__What the exercise asks__.
Where a line below holds the string "date", that line goes into the answer.

__Data section__.
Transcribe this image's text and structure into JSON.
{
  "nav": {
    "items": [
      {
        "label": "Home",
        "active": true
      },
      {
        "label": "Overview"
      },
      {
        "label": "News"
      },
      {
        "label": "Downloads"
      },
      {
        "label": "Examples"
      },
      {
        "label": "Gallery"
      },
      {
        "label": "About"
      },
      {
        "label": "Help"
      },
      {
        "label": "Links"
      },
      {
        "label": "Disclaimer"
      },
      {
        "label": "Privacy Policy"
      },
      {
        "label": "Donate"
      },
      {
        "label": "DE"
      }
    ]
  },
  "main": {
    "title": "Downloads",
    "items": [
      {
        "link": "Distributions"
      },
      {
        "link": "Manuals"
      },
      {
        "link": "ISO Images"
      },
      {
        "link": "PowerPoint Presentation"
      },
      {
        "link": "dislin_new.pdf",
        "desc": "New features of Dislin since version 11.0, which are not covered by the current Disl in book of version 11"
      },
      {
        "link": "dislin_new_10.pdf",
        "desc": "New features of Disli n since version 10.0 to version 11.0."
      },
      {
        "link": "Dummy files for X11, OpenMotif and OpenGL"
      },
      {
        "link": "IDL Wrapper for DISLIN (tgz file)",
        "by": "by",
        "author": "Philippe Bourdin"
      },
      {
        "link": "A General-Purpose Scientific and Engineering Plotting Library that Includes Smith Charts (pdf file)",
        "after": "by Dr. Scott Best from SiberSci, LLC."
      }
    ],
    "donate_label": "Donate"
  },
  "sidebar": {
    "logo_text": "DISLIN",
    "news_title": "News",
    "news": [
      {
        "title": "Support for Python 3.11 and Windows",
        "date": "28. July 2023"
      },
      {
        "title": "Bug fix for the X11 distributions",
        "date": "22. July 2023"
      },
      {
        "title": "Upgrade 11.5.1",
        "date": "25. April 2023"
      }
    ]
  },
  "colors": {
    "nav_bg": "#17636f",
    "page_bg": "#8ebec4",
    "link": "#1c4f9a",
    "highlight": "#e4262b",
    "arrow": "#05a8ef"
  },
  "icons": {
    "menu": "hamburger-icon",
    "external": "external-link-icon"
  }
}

__Exercise answer__.
        "date": "28. July 2023"
        "date": "22. July 2023"
        "date": "25. April 2023"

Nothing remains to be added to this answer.